▸ **What to produce**: Pictures in the records are to be excluded from an otherwise exact copy.

▸ **The input**:

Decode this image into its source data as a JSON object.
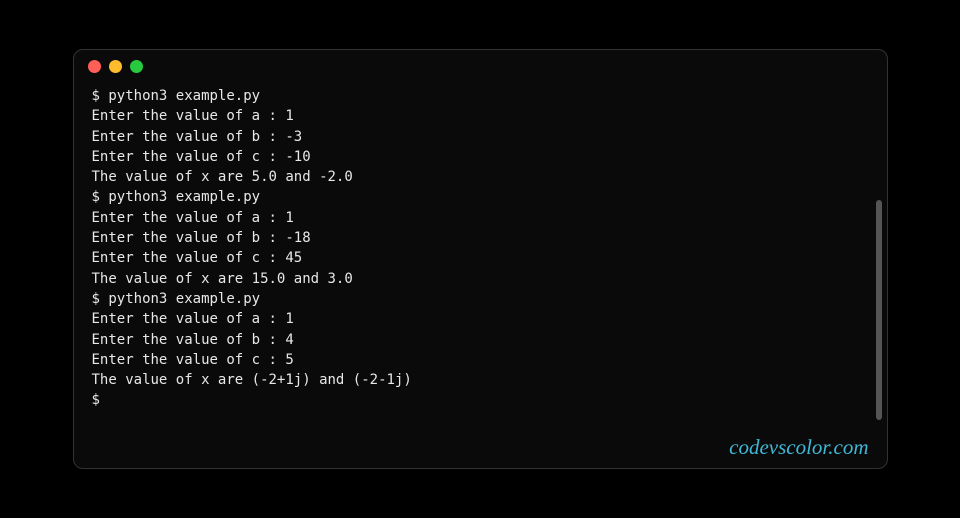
{
  "window": {
    "close_color": "#ff5f56",
    "minimize_color": "#ffbd2e",
    "maximize_color": "#27c93f"
  },
  "terminal": {
    "lines": [
      "$ python3 example.py",
      "Enter the value of a : 1",
      "Enter the value of b : -3",
      "Enter the value of c : -10",
      "The value of x are 5.0 and -2.0",
      "$ python3 example.py",
      "Enter the value of a : 1",
      "Enter the value of b : -18",
      "Enter the value of c : 45",
      "The value of x are 15.0 and 3.0",
      "$ python3 example.py",
      "Enter the value of a : 1",
      "Enter the value of b : 4",
      "Enter the value of c : 5",
      "The value of x are (-2+1j) and (-2-1j)",
      "$"
    ]
  },
  "watermark": "codevscolor.com"
}
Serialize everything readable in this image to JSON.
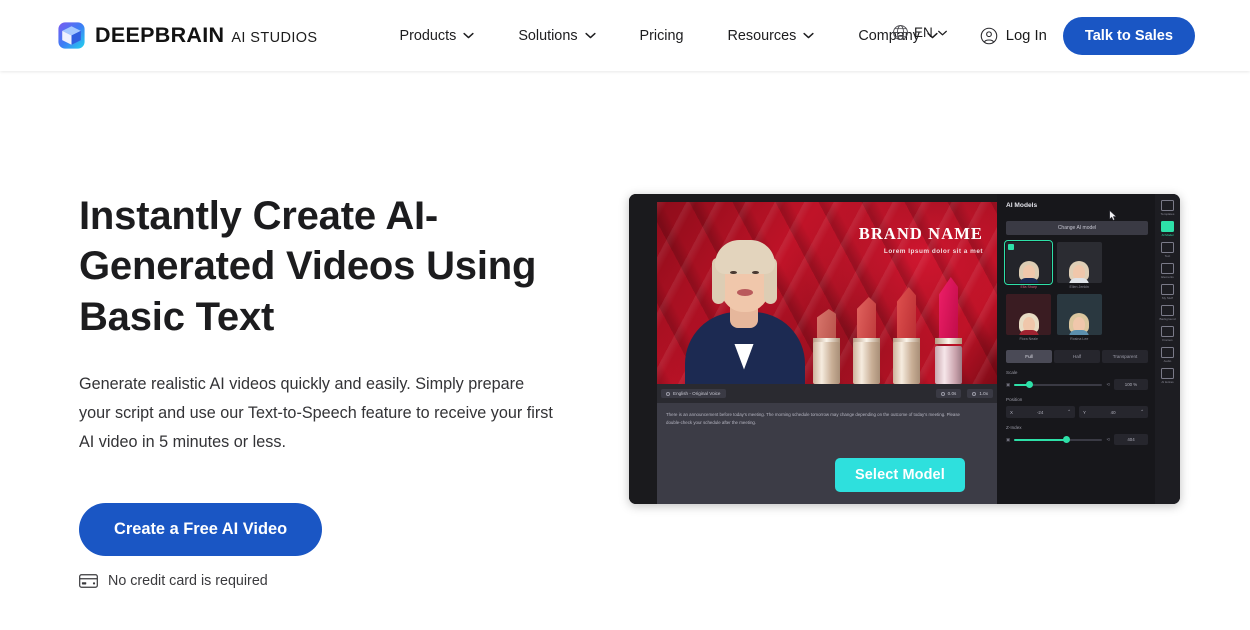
{
  "header": {
    "brand": {
      "name": "DEEPBRAIN",
      "sub": "AI STUDIOS",
      "logo_icon": "cube-logo-icon"
    },
    "nav": [
      {
        "label": "Products",
        "has_caret": true
      },
      {
        "label": "Solutions",
        "has_caret": true
      },
      {
        "label": "Pricing",
        "has_caret": false
      },
      {
        "label": "Resources",
        "has_caret": true
      },
      {
        "label": "Company",
        "has_caret": true
      }
    ],
    "language": {
      "label": "EN",
      "icon": "globe-icon"
    },
    "login": {
      "label": "Log In",
      "icon": "user-circle-icon"
    },
    "cta": {
      "label": "Talk to Sales"
    }
  },
  "hero": {
    "title": "Instantly Create AI-Generated Videos Using Basic Text",
    "description": "Generate realistic AI videos quickly and easily. Simply prepare your script and use our Text-to-Speech feature to receive your first AI video in 5 minutes or less.",
    "cta_label": "Create a Free AI Video",
    "note": "No credit card is required",
    "note_icon": "credit-card-icon"
  },
  "preview": {
    "stage": {
      "brand_name": "BRAND NAME",
      "brand_tagline": "Lorem Ipsum dolor sit a met"
    },
    "toolbar": {
      "language_chip": "English - Original Voice",
      "time_a": "0.0s",
      "time_b": "1.0x"
    },
    "script": "There is an announcement before today's meeting. The morning schedule tomorrow may change depending on the outcome of today's meeting. Please double-check your schedule after the meeting.",
    "select_model_label": "Select Model",
    "panel": {
      "title": "AI Models",
      "change_model_label": "Change AI model",
      "models": [
        {
          "name": "Ella Sharp",
          "selected": true,
          "hair": "#ddcdb4",
          "shirt": "#1c2a52",
          "bg": "#23242a",
          "label_color": "#d6607a"
        },
        {
          "name": "Ellen Jenkin",
          "selected": false,
          "hair": "#e0cfb6",
          "shirt": "#dfe3e8",
          "bg": "#2b2c32",
          "label_color": "#8a8a96"
        },
        {
          "name": "Flora Neale",
          "selected": false,
          "hair": "#e8dcc4",
          "shirt": "#9e2230",
          "bg": "#3a1c22",
          "label_color": "#8a8a96"
        },
        {
          "name": "Rosina Lee",
          "selected": false,
          "hair": "#dcc79f",
          "shirt": "#5b8fae",
          "bg": "#2a3840",
          "label_color": "#8a8a96"
        }
      ],
      "segments": [
        {
          "label": "Full",
          "active": true
        },
        {
          "label": "Half",
          "active": false
        },
        {
          "label": "Transparent",
          "active": false
        }
      ],
      "scale": {
        "label": "Scale",
        "value": "100 %",
        "fill_pct": 16
      },
      "position": {
        "label": "Position",
        "x_label": "X",
        "x_value": "-24",
        "y_label": "Y",
        "y_value": "40"
      },
      "z_index": {
        "label": "Z-Index",
        "value": "404",
        "fill_pct": 58
      }
    },
    "rail": [
      {
        "label": "Templates",
        "active": false
      },
      {
        "label": "AI Model",
        "active": true
      },
      {
        "label": "Text",
        "active": false
      },
      {
        "label": "Elements",
        "active": false
      },
      {
        "label": "My Stuff",
        "active": false
      },
      {
        "label": "Background",
        "active": false
      },
      {
        "label": "Frames",
        "active": false
      },
      {
        "label": "Audio",
        "active": false
      },
      {
        "label": "AI Extras",
        "active": false
      }
    ]
  },
  "colors": {
    "brand_blue": "#1a56c4",
    "accent_cyan": "#2ee0dd",
    "accent_green": "#2ee0a8"
  }
}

▸ **Expected answer**:
Decode this image into its source data as a JSON object.
{
  "window": {
    "close_color": "#ff5f56",
    "minimize_color": "#ffbd2e",
    "maximize_color": "#27c93f"
  },
  "terminal": {
    "lines": [
      "$ python3 example.py",
      "Enter the value of a : 1",
      "Enter the value of b : -3",
      "Enter the value of c : -10",
      "The value of x are 5.0 and -2.0",
      "$ python3 example.py",
      "Enter the value of a : 1",
      "Enter the value of b : -18",
      "Enter the value of c : 45",
      "The value of x are 15.0 and 3.0",
      "$ python3 example.py",
      "Enter the value of a : 1",
      "Enter the value of b : 4",
      "Enter the value of c : 5",
      "The value of x are (-2+1j) and (-2-1j)",
      "$"
    ]
  },
  "watermark": "codevscolor.com"
}
Serialize everything readable in this image to JSON.
{
  "header": {
    "brand": {
      "name": "DEEPBRAIN",
      "sub": "AI STUDIOS",
      "logo_icon": "cube-logo-icon"
    },
    "nav": [
      {
        "label": "Products",
        "has_caret": true
      },
      {
        "label": "Solutions",
        "has_caret": true
      },
      {
        "label": "Pricing",
        "has_caret": false
      },
      {
        "label": "Resources",
        "has_caret": true
      },
      {
        "label": "Company",
        "has_caret": true
      }
    ],
    "language": {
      "label": "EN",
      "icon": "globe-icon"
    },
    "login": {
      "label": "Log In",
      "icon": "user-circle-icon"
    },
    "cta": {
      "label": "Talk to Sales"
    }
  },
  "hero": {
    "title": "Instantly Create AI-Generated Videos Using Basic Text",
    "description": "Generate realistic AI videos quickly and easily. Simply prepare your script and use our Text-to-Speech feature to receive your first AI video in 5 minutes or less.",
    "cta_label": "Create a Free AI Video",
    "note": "No credit card is required",
    "note_icon": "credit-card-icon"
  },
  "preview": {
    "stage": {
      "brand_name": "BRAND NAME",
      "brand_tagline": "Lorem Ipsum dolor sit a met"
    },
    "toolbar": {
      "language_chip": "English - Original Voice",
      "time_a": "0.0s",
      "time_b": "1.0x"
    },
    "script": "There is an announcement before today's meeting. The morning schedule tomorrow may change depending on the outcome of today's meeting. Please double-check your schedule after the meeting.",
    "select_model_label": "Select Model",
    "panel": {
      "title": "AI Models",
      "change_model_label": "Change AI model",
      "models": [
        {
          "name": "Ella Sharp",
          "selected": true,
          "hair": "#ddcdb4",
          "shirt": "#1c2a52",
          "bg": "#23242a",
          "label_color": "#d6607a"
        },
        {
          "name": "Ellen Jenkin",
          "selected": false,
          "hair": "#e0cfb6",
          "shirt": "#dfe3e8",
          "bg": "#2b2c32",
          "label_color": "#8a8a96"
        },
        {
          "name": "Flora Neale",
          "selected": false,
          "hair": "#e8dcc4",
          "shirt": "#9e2230",
          "bg": "#3a1c22",
          "label_color": "#8a8a96"
        },
        {
          "name": "Rosina Lee",
          "selected": false,
          "hair": "#dcc79f",
          "shirt": "#5b8fae",
          "bg": "#2a3840",
          "label_color": "#8a8a96"
        }
      ],
      "segments": [
        {
          "label": "Full",
          "active": true
        },
        {
          "label": "Half",
          "active": false
        },
        {
          "label": "Transparent",
          "active": false
        }
      ],
      "scale": {
        "label": "Scale",
        "value": "100 %",
        "fill_pct": 16
      },
      "position": {
        "label": "Position",
        "x_label": "X",
        "x_value": "-24",
        "y_label": "Y",
        "y_value": "40"
      },
      "z_index": {
        "label": "Z-Index",
        "value": "404",
        "fill_pct": 58
      }
    },
    "rail": [
      {
        "label": "Templates",
        "active": false
      },
      {
        "label": "AI Model",
        "active": true
      },
      {
        "label": "Text",
        "active": false
      },
      {
        "label": "Elements",
        "active": false
      },
      {
        "label": "My Stuff",
        "active": false
      },
      {
        "label": "Background",
        "active": false
      },
      {
        "label": "Frames",
        "active": false
      },
      {
        "label": "Audio",
        "active": false
      },
      {
        "label": "AI Extras",
        "active": false
      }
    ]
  },
  "colors": {
    "brand_blue": "#1a56c4",
    "accent_cyan": "#2ee0dd",
    "accent_green": "#2ee0a8"
  }
}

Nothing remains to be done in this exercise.